=== TASK TO CARRY OUT ===
What must be returned is the number of lines in the records holding the word "auctor", with no other text.

═════ RECORDS SUPPLIED

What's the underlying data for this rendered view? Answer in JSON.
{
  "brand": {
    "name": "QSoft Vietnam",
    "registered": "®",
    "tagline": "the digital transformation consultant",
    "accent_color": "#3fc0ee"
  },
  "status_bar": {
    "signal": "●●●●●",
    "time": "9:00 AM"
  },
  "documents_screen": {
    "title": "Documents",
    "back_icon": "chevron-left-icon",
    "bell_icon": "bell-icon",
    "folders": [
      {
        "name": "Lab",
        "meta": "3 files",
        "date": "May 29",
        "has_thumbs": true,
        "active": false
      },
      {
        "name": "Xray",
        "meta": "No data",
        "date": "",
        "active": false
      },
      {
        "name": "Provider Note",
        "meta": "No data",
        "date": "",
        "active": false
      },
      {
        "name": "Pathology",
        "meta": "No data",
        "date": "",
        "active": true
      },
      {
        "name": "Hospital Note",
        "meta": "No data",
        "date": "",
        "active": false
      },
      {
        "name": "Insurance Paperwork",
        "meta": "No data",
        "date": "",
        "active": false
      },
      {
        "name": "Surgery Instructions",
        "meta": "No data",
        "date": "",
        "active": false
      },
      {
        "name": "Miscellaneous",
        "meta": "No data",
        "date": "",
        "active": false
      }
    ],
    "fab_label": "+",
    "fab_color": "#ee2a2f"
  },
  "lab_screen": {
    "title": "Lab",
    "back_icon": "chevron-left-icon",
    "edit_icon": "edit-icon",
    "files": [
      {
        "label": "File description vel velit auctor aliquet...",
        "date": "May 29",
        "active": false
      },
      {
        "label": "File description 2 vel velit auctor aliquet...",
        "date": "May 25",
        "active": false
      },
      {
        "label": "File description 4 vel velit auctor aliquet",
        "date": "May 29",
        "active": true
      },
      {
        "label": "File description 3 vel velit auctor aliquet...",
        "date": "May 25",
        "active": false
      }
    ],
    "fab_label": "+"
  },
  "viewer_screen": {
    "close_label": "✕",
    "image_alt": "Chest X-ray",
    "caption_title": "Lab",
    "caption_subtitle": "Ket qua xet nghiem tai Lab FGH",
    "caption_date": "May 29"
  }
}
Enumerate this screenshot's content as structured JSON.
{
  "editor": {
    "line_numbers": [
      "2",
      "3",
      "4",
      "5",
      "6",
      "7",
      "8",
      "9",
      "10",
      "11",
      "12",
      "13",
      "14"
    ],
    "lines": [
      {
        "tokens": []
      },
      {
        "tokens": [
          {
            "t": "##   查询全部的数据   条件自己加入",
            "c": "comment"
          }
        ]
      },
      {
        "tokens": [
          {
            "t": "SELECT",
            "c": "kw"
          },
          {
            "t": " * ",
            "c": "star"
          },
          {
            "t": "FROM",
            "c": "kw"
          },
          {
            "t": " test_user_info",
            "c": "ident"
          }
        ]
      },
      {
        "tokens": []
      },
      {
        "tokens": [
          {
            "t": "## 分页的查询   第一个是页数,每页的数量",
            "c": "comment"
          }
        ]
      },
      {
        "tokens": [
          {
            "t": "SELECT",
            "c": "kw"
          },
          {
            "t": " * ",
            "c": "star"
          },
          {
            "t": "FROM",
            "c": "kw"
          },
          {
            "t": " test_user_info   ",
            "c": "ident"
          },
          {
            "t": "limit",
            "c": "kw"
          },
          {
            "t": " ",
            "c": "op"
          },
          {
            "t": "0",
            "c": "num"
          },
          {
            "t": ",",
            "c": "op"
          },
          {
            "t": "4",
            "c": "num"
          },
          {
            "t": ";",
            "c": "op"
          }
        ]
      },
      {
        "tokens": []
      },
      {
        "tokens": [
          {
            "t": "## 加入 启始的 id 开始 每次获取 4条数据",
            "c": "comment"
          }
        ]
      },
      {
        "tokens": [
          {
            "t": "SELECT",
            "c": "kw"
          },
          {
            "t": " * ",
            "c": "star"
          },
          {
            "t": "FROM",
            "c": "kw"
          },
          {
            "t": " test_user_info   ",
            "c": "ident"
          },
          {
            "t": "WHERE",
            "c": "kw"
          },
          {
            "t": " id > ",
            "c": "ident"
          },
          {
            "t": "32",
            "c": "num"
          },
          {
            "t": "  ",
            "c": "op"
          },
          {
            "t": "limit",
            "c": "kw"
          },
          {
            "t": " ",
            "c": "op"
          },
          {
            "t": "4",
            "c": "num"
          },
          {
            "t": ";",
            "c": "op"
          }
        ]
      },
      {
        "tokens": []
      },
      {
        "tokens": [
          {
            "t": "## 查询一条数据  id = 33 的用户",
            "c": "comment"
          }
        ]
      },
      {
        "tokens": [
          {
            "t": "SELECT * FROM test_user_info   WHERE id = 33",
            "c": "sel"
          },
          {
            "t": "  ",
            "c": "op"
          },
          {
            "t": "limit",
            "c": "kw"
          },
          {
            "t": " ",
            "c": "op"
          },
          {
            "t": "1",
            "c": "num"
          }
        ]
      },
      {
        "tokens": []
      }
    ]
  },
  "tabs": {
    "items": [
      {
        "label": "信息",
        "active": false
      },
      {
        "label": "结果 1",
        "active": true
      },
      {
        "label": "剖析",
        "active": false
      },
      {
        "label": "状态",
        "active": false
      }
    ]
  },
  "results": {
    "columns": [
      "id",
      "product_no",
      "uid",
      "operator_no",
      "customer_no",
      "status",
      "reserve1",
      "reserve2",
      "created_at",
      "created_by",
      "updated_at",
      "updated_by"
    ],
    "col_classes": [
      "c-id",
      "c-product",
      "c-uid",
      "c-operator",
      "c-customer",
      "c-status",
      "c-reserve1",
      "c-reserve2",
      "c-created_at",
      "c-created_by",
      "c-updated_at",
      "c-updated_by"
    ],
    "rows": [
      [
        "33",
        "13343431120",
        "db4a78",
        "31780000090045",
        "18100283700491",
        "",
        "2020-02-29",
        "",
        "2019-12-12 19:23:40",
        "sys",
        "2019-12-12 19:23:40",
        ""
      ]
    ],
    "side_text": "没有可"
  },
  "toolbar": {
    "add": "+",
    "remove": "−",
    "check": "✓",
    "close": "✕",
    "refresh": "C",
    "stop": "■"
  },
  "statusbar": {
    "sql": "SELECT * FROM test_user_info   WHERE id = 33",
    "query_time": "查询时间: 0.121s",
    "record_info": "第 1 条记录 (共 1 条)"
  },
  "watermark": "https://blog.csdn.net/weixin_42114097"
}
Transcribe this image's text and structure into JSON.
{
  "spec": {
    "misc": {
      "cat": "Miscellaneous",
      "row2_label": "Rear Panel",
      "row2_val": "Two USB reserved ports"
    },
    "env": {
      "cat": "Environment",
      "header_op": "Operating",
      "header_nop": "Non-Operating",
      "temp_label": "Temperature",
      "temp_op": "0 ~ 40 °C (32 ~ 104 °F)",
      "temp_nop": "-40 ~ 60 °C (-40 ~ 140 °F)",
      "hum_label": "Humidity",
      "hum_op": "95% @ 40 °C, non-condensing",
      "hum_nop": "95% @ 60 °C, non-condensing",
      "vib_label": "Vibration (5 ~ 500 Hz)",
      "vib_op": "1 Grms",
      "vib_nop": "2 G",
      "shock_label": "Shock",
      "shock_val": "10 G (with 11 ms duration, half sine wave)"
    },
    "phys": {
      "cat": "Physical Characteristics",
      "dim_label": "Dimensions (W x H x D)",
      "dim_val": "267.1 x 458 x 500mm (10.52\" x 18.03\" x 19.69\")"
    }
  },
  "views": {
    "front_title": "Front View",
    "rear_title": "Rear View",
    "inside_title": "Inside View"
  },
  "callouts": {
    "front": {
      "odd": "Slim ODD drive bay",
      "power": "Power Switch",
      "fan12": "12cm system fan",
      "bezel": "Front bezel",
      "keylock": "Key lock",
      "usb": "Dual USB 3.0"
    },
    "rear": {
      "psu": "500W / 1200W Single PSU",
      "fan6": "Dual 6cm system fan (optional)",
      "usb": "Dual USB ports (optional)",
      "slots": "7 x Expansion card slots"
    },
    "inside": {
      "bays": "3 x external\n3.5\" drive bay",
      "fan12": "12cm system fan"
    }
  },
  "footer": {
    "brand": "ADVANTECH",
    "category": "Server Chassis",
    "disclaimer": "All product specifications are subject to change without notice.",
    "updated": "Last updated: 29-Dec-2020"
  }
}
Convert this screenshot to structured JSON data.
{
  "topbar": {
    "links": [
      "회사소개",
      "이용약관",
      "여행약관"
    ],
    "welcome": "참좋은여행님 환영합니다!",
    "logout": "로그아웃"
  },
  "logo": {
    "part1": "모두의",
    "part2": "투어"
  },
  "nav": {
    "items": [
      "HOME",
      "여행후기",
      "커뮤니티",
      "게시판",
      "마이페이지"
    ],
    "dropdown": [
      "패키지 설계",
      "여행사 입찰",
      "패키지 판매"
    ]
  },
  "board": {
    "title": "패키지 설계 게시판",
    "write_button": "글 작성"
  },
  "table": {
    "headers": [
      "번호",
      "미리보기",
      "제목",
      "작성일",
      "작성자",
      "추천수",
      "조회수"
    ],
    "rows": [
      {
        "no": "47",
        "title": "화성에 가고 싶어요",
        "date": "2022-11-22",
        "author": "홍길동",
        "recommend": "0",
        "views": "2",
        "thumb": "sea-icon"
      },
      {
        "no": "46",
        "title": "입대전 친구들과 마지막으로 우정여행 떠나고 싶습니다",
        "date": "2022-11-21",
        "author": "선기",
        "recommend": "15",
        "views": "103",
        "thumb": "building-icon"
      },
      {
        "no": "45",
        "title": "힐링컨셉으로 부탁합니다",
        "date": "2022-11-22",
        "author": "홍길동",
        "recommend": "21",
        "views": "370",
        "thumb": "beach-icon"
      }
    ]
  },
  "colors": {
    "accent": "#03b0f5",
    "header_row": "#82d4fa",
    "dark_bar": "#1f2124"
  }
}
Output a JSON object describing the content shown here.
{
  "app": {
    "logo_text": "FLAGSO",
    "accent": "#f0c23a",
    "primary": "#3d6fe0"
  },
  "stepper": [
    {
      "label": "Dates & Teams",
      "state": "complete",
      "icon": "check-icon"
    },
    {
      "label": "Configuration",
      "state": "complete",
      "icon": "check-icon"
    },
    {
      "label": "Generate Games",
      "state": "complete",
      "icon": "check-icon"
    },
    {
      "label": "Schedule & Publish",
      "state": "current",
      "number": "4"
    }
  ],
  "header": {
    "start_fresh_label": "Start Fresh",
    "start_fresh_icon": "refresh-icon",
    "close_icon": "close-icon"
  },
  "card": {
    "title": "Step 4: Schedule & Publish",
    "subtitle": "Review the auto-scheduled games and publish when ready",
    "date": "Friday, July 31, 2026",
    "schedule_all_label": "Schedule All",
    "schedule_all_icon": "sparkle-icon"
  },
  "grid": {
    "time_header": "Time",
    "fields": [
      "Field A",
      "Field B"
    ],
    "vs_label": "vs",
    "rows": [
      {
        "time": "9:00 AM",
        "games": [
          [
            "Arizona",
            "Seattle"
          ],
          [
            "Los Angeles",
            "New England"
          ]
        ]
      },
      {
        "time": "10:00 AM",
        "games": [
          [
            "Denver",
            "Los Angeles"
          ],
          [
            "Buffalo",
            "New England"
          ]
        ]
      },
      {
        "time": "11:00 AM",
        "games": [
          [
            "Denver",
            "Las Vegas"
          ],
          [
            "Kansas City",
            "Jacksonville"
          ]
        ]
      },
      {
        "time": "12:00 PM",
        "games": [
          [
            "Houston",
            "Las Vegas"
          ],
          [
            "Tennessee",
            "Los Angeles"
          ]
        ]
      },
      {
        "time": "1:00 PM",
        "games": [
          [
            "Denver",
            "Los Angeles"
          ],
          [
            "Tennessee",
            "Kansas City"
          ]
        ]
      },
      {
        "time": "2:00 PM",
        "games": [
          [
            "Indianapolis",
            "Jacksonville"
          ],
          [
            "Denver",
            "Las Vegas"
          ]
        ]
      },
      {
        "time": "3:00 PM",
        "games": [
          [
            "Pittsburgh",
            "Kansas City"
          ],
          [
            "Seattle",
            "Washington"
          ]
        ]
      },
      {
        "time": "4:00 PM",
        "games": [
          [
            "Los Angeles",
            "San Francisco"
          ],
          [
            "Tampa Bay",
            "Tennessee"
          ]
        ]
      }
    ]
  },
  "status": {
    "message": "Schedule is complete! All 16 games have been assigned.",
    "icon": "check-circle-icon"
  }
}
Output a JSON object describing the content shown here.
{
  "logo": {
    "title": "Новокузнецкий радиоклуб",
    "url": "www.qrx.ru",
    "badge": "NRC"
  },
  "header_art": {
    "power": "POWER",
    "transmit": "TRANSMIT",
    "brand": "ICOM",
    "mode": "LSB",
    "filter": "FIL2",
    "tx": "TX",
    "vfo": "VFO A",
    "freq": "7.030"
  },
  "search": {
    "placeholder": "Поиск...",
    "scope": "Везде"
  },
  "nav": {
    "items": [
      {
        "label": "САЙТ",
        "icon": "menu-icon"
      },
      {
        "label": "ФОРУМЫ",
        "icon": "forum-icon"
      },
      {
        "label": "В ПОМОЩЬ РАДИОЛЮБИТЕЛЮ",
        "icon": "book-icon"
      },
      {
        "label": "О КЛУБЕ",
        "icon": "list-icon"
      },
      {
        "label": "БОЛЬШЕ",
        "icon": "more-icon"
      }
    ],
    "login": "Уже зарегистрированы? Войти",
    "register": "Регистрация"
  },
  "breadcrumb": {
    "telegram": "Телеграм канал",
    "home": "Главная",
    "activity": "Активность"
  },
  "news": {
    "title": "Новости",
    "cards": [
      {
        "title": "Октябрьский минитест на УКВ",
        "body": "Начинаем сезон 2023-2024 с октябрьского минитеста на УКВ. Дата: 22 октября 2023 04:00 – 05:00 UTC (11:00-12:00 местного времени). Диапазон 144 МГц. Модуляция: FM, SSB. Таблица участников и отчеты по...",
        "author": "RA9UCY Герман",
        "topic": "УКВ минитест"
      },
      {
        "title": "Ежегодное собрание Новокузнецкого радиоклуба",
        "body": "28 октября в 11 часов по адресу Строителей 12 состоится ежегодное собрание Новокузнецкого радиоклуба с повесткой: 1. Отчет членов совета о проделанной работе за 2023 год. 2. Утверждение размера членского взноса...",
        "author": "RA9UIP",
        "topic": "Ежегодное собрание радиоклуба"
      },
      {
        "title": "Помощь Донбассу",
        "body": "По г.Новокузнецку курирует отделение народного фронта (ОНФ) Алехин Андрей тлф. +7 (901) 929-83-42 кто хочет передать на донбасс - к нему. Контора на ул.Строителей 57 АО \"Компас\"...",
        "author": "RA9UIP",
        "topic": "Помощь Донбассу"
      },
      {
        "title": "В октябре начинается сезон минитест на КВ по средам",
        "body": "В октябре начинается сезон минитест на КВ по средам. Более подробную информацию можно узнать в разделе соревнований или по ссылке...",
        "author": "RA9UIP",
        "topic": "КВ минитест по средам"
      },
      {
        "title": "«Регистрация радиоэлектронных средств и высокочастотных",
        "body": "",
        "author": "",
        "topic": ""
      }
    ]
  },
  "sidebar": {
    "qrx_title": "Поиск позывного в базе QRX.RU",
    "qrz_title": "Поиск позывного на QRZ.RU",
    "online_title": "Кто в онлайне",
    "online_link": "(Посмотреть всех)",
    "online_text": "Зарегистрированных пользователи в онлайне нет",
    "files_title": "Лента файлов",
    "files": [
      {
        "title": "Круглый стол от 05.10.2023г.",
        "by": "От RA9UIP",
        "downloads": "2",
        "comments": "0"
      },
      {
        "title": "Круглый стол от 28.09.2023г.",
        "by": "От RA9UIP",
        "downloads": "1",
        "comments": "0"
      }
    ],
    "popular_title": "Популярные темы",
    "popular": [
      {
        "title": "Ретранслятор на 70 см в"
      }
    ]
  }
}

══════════

=== SOLUTION TO THIS PROBLEM ===
4